**Task input:**
***
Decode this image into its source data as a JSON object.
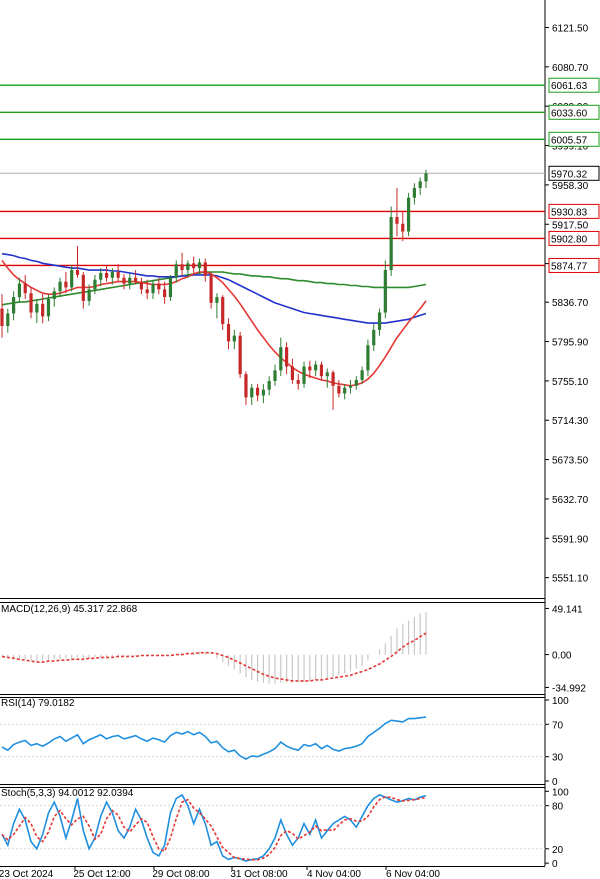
{
  "colors": {
    "bull": "#2e7d32",
    "bear": "#c62828",
    "ma_fast": "#e53935",
    "ma_mid": "#2233cc",
    "ma_slow": "#2e8b2e",
    "support": "#e00000",
    "resistance": "#1a9c1a",
    "indicator_line": "#1f8fe0",
    "signal": "#e53935",
    "hist": "#c8c8c8",
    "grid": "#d9d9d9"
  },
  "chart_data": [
    {
      "type": "candlestick",
      "ylim": [
        5530,
        6150
      ],
      "y_ticks": [
        6121.5,
        6080.7,
        6039.9,
        5999.1,
        5958.3,
        5917.5,
        5876.7,
        5836.7,
        5795.9,
        5755.1,
        5714.3,
        5673.5,
        5632.7,
        5591.9,
        5551.1
      ],
      "y_tick_labels": [
        "6121.50",
        "6080.70",
        "6039.90",
        "5999.10",
        "5958.30",
        "5917.50",
        "",
        "5836.70",
        "5795.90",
        "5755.10",
        "5714.30",
        "5673.50",
        "5632.70",
        "5591.90",
        "5551.10"
      ],
      "x_labels": [
        "23 Oct 2024",
        "25 Oct 12:00",
        "29 Oct 08:00",
        "31 Oct 08:00",
        "4 Nov 04:00",
        "6 Nov 04:00"
      ],
      "current_price": 5970.32,
      "current_price_label": "5970.32",
      "resistance_levels": [
        {
          "value": 6061.63,
          "label": "6061.63"
        },
        {
          "value": 6033.6,
          "label": "6033.60"
        },
        {
          "value": 6005.57,
          "label": "6005.57"
        }
      ],
      "support_levels": [
        {
          "value": 5930.83,
          "label": "5930.83"
        },
        {
          "value": 5902.8,
          "label": "5902.80"
        },
        {
          "value": 5874.77,
          "label": "5874.77"
        }
      ],
      "ohlc": [
        [
          5830,
          5845,
          5800,
          5812
        ],
        [
          5812,
          5830,
          5805,
          5825
        ],
        [
          5825,
          5848,
          5818,
          5842
        ],
        [
          5842,
          5862,
          5836,
          5856
        ],
        [
          5856,
          5865,
          5840,
          5846
        ],
        [
          5846,
          5852,
          5820,
          5826
        ],
        [
          5826,
          5840,
          5815,
          5835
        ],
        [
          5835,
          5845,
          5815,
          5822
        ],
        [
          5822,
          5845,
          5817,
          5840
        ],
        [
          5840,
          5852,
          5832,
          5848
        ],
        [
          5848,
          5862,
          5842,
          5858
        ],
        [
          5858,
          5868,
          5846,
          5852
        ],
        [
          5852,
          5875,
          5848,
          5870
        ],
        [
          5870,
          5895,
          5862,
          5865
        ],
        [
          5865,
          5868,
          5830,
          5838
        ],
        [
          5838,
          5855,
          5833,
          5850
        ],
        [
          5850,
          5865,
          5845,
          5860
        ],
        [
          5860,
          5872,
          5853,
          5867
        ],
        [
          5867,
          5874,
          5858,
          5862
        ],
        [
          5862,
          5872,
          5855,
          5868
        ],
        [
          5868,
          5876,
          5858,
          5862
        ],
        [
          5862,
          5866,
          5850,
          5856
        ],
        [
          5856,
          5866,
          5850,
          5862
        ],
        [
          5862,
          5870,
          5855,
          5858
        ],
        [
          5858,
          5862,
          5845,
          5850
        ],
        [
          5850,
          5860,
          5840,
          5846
        ],
        [
          5846,
          5860,
          5840,
          5856
        ],
        [
          5856,
          5862,
          5845,
          5850
        ],
        [
          5850,
          5858,
          5835,
          5842
        ],
        [
          5842,
          5865,
          5838,
          5862
        ],
        [
          5862,
          5880,
          5857,
          5876
        ],
        [
          5876,
          5888,
          5864,
          5870
        ],
        [
          5870,
          5880,
          5862,
          5877
        ],
        [
          5877,
          5884,
          5866,
          5872
        ],
        [
          5872,
          5882,
          5866,
          5878
        ],
        [
          5878,
          5882,
          5858,
          5864
        ],
        [
          5864,
          5868,
          5830,
          5836
        ],
        [
          5836,
          5846,
          5820,
          5842
        ],
        [
          5842,
          5844,
          5808,
          5814
        ],
        [
          5814,
          5820,
          5788,
          5796
        ],
        [
          5796,
          5808,
          5788,
          5802
        ],
        [
          5802,
          5806,
          5758,
          5762
        ],
        [
          5762,
          5765,
          5730,
          5738
        ],
        [
          5738,
          5752,
          5730,
          5748
        ],
        [
          5748,
          5752,
          5734,
          5740
        ],
        [
          5740,
          5752,
          5732,
          5746
        ],
        [
          5746,
          5760,
          5740,
          5755
        ],
        [
          5755,
          5772,
          5750,
          5766
        ],
        [
          5766,
          5800,
          5760,
          5790
        ],
        [
          5790,
          5795,
          5762,
          5770
        ],
        [
          5770,
          5778,
          5752,
          5756
        ],
        [
          5756,
          5762,
          5746,
          5752
        ],
        [
          5752,
          5775,
          5748,
          5770
        ],
        [
          5770,
          5776,
          5758,
          5766
        ],
        [
          5766,
          5776,
          5760,
          5772
        ],
        [
          5772,
          5775,
          5756,
          5760
        ],
        [
          5760,
          5768,
          5748,
          5764
        ],
        [
          5764,
          5766,
          5725,
          5750
        ],
        [
          5750,
          5756,
          5738,
          5742
        ],
        [
          5742,
          5752,
          5736,
          5748
        ],
        [
          5748,
          5756,
          5742,
          5750
        ],
        [
          5750,
          5760,
          5746,
          5756
        ],
        [
          5756,
          5770,
          5752,
          5766
        ],
        [
          5766,
          5798,
          5760,
          5792
        ],
        [
          5792,
          5814,
          5786,
          5808
        ],
        [
          5808,
          5830,
          5802,
          5826
        ],
        [
          5826,
          5880,
          5820,
          5870
        ],
        [
          5870,
          5936,
          5864,
          5925
        ],
        [
          5925,
          5955,
          5905,
          5918
        ],
        [
          5918,
          5930,
          5900,
          5910
        ],
        [
          5910,
          5950,
          5905,
          5945
        ],
        [
          5945,
          5960,
          5938,
          5955
        ],
        [
          5955,
          5966,
          5948,
          5962
        ],
        [
          5962,
          5974,
          5955,
          5970.32
        ]
      ],
      "ma_fast": [
        5880,
        5872,
        5865,
        5860,
        5856,
        5852,
        5849,
        5846,
        5845,
        5845,
        5846,
        5848,
        5850,
        5852,
        5852,
        5852,
        5853,
        5855,
        5856,
        5857,
        5858,
        5858,
        5858,
        5858,
        5857,
        5856,
        5855,
        5855,
        5855,
        5856,
        5858,
        5861,
        5863,
        5866,
        5868,
        5868,
        5866,
        5862,
        5857,
        5850,
        5843,
        5835,
        5826,
        5817,
        5808,
        5800,
        5792,
        5785,
        5779,
        5774,
        5769,
        5765,
        5762,
        5760,
        5758,
        5756,
        5755,
        5753,
        5752,
        5751,
        5750,
        5751,
        5753,
        5757,
        5763,
        5771,
        5780,
        5790,
        5800,
        5808,
        5816,
        5823,
        5830,
        5838
      ],
      "ma_mid": [
        5887,
        5886,
        5885,
        5883,
        5882,
        5880,
        5879,
        5877,
        5876,
        5875,
        5874,
        5873,
        5872,
        5872,
        5871,
        5870,
        5870,
        5870,
        5870,
        5869,
        5869,
        5868,
        5867,
        5866,
        5865,
        5864,
        5864,
        5863,
        5863,
        5863,
        5863,
        5864,
        5864,
        5865,
        5865,
        5865,
        5865,
        5864,
        5862,
        5860,
        5857,
        5854,
        5851,
        5848,
        5845,
        5842,
        5839,
        5836,
        5834,
        5832,
        5830,
        5828,
        5826,
        5825,
        5824,
        5823,
        5822,
        5821,
        5820,
        5819,
        5818,
        5817,
        5816,
        5815,
        5815,
        5815,
        5815,
        5816,
        5817,
        5818,
        5819,
        5821,
        5823,
        5825
      ],
      "ma_slow": [
        5834,
        5835,
        5836,
        5837,
        5837,
        5838,
        5839,
        5840,
        5841,
        5842,
        5843,
        5844,
        5845,
        5846,
        5847,
        5848,
        5849,
        5850,
        5851,
        5852,
        5853,
        5854,
        5855,
        5856,
        5857,
        5858,
        5859,
        5860,
        5861,
        5862,
        5863,
        5864,
        5865,
        5866,
        5867,
        5868,
        5868,
        5868,
        5868,
        5867,
        5866,
        5866,
        5865,
        5864,
        5864,
        5863,
        5863,
        5862,
        5861,
        5861,
        5860,
        5859,
        5859,
        5858,
        5857,
        5857,
        5856,
        5856,
        5855,
        5855,
        5854,
        5854,
        5853,
        5853,
        5852,
        5852,
        5852,
        5852,
        5852,
        5852,
        5852,
        5853,
        5854,
        5855
      ]
    },
    {
      "type": "macd",
      "label": "MACD(12,26,9) 45.317 22.868",
      "params": "12,26,9",
      "macd_value": 45.317,
      "signal_value": 22.868,
      "ylim": [
        -42,
        56
      ],
      "y_ticks": [
        49.141,
        0.0,
        -34.992
      ],
      "y_tick_labels": [
        "49.141",
        "0.00",
        "-34.992"
      ],
      "histogram": [
        -1,
        -2,
        -3,
        -4,
        -5,
        -6,
        -7,
        -6,
        -6,
        -5,
        -5,
        -4,
        -4,
        -3,
        -4,
        -4,
        -3,
        -3,
        -2,
        -2,
        -2,
        -1,
        -1,
        -1,
        -1,
        -1,
        -1,
        -1,
        -1,
        0,
        1,
        2,
        2,
        3,
        3,
        2,
        0,
        -4,
        -8,
        -12,
        -16,
        -20,
        -24,
        -27,
        -29,
        -30,
        -31,
        -31,
        -30,
        -30,
        -30,
        -29,
        -29,
        -28,
        -27,
        -26,
        -25,
        -24,
        -22,
        -20,
        -18,
        -15,
        -12,
        -6,
        0,
        6,
        12,
        20,
        28,
        33,
        36,
        40,
        44,
        45.3
      ],
      "signal": [
        -2,
        -3,
        -4,
        -5,
        -6,
        -7,
        -8,
        -8,
        -7,
        -7,
        -6,
        -6,
        -5,
        -5,
        -5,
        -4,
        -4,
        -3,
        -3,
        -3,
        -2,
        -2,
        -2,
        -2,
        -1,
        -1,
        -1,
        -1,
        -1,
        -1,
        0,
        0,
        1,
        1,
        2,
        2,
        2,
        1,
        -1,
        -3,
        -6,
        -9,
        -12,
        -15,
        -18,
        -21,
        -23,
        -25,
        -26,
        -27,
        -28,
        -28,
        -28,
        -28,
        -27,
        -27,
        -26,
        -25,
        -24,
        -23,
        -22,
        -20,
        -18,
        -16,
        -13,
        -10,
        -6,
        -2,
        3,
        8,
        12,
        15,
        19,
        22.9
      ]
    },
    {
      "type": "line",
      "label": "RSI(14) 79.0182",
      "params": "14",
      "value": 79.0182,
      "ylim": [
        0,
        100
      ],
      "y_ticks": [
        100,
        70,
        30,
        0
      ],
      "y_tick_labels": [
        "100",
        "70",
        "30",
        "0"
      ],
      "values": [
        42,
        38,
        45,
        48,
        50,
        44,
        46,
        43,
        47,
        52,
        55,
        49,
        53,
        57,
        46,
        51,
        54,
        57,
        52,
        55,
        56,
        52,
        54,
        56,
        52,
        49,
        53,
        51,
        48,
        56,
        60,
        58,
        61,
        57,
        60,
        55,
        47,
        49,
        41,
        36,
        38,
        31,
        27,
        31,
        30,
        33,
        36,
        40,
        48,
        43,
        40,
        38,
        45,
        43,
        46,
        40,
        44,
        39,
        37,
        40,
        41,
        43,
        46,
        55,
        60,
        65,
        71,
        75,
        74,
        73,
        77,
        77,
        78,
        79
      ]
    },
    {
      "type": "line",
      "label": "Stoch(5,3,3) 94.0012 92.0394",
      "params": "5,3,3",
      "k_value": 94.0012,
      "d_value": 92.0394,
      "ylim": [
        -4,
        106
      ],
      "y_ticks": [
        100,
        80,
        20,
        0
      ],
      "y_tick_labels": [
        "100",
        "80",
        "20",
        "0"
      ],
      "k": [
        40,
        25,
        55,
        75,
        60,
        30,
        20,
        40,
        70,
        85,
        65,
        35,
        60,
        90,
        45,
        20,
        35,
        65,
        85,
        70,
        45,
        35,
        50,
        75,
        60,
        35,
        15,
        10,
        25,
        70,
        90,
        95,
        80,
        55,
        75,
        55,
        25,
        30,
        10,
        5,
        8,
        6,
        3,
        5,
        6,
        10,
        20,
        35,
        60,
        40,
        25,
        35,
        55,
        40,
        60,
        35,
        45,
        55,
        60,
        65,
        60,
        50,
        65,
        80,
        90,
        95,
        92,
        88,
        85,
        87,
        90,
        88,
        92,
        94
      ]
    }
  ]
}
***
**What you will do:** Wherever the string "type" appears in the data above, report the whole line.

**Answer for the task:**
      "type": "candlestick",
      "type": "macd",
      "type": "line",
      "type": "line",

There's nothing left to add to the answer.